  • Human Capital: The human element is the most critical component to the success of any business model. Today, employee skill development is imperative than ever mainly due to the impetus developments stemming from technology (Theotokas et al., 2008; Progoulaki and Theotokas, 2010; Chatzimouratidis, Theotokas and Lagoudis, 2012). An additional reason for considering human resources among the most crucial factors for the competitiveness of a company is the fact that shipping management companies need to recruit and retain two categories of employees, (i) those employed at the offices ashore and (ii) those employed on-board the ships. While for the former group of employees the market is geographical linked to the origin of the shipping management companies, for the latter group the market is global. Recruiting talented employees from the global market and not simply relying on the cost criterion for the selection of employees, is a factor that defines the prospects of the company and its ability to gain sustainable competitive advantage (Progoulaki and Theotokas, 2010; Theotokas, 2018).

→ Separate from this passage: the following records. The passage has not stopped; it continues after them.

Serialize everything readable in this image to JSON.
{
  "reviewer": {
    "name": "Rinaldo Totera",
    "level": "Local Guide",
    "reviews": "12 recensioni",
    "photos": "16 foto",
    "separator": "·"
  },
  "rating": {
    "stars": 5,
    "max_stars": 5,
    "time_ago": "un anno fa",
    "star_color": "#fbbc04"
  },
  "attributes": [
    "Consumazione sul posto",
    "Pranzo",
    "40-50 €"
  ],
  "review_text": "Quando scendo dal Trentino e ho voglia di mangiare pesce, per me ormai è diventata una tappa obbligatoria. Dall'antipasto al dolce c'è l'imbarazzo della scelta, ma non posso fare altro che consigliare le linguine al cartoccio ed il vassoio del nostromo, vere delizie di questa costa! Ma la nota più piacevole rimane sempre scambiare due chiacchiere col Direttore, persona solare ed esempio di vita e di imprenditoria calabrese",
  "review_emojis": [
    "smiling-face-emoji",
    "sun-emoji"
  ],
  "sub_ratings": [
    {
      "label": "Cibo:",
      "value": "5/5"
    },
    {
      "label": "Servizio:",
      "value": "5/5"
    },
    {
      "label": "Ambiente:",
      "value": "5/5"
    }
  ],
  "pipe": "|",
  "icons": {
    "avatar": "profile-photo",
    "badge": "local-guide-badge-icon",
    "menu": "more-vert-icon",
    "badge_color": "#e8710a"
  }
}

  • Technology: The dynamic changes in technology, constantly redefine the man-machine relationship (van Laar et al., 2017). It is contended that the business model running through shipping cycles is not a suitable platform for the introduction of the new technology (Stopford, 2017). When referring to new technologies most relate mainly to unmanned ships or automated systems when it comes to vessel operations (Kretschmann, Burmeister and Jahn, 2017). Another dimension that should also be considered is Digital Business, which is directly linked with any business related decision-making process. The tendency towards digitalization in maritime transport, will increase the importance of the technology, as a contingency factor, affecting the organizational structures of firms. Having the right systems in place, collecting the right data and of the right quality, is imperative in the business environment ahead (Kane et al, 2015). Digitalisation is a part of the transformation process, which is expected to take place in liner shipping, affecting existing organizational models of companies (Porter, 2017). Nevertheless, digitalisation should not be approached as an ΙΤ project, but as a change, which will require companies a change in mind-set and corporate culture, (Jensen, 2017; Lin, 2017). This change implies alternative organisational structures, which would lead to different business models and strategic direction for the firms.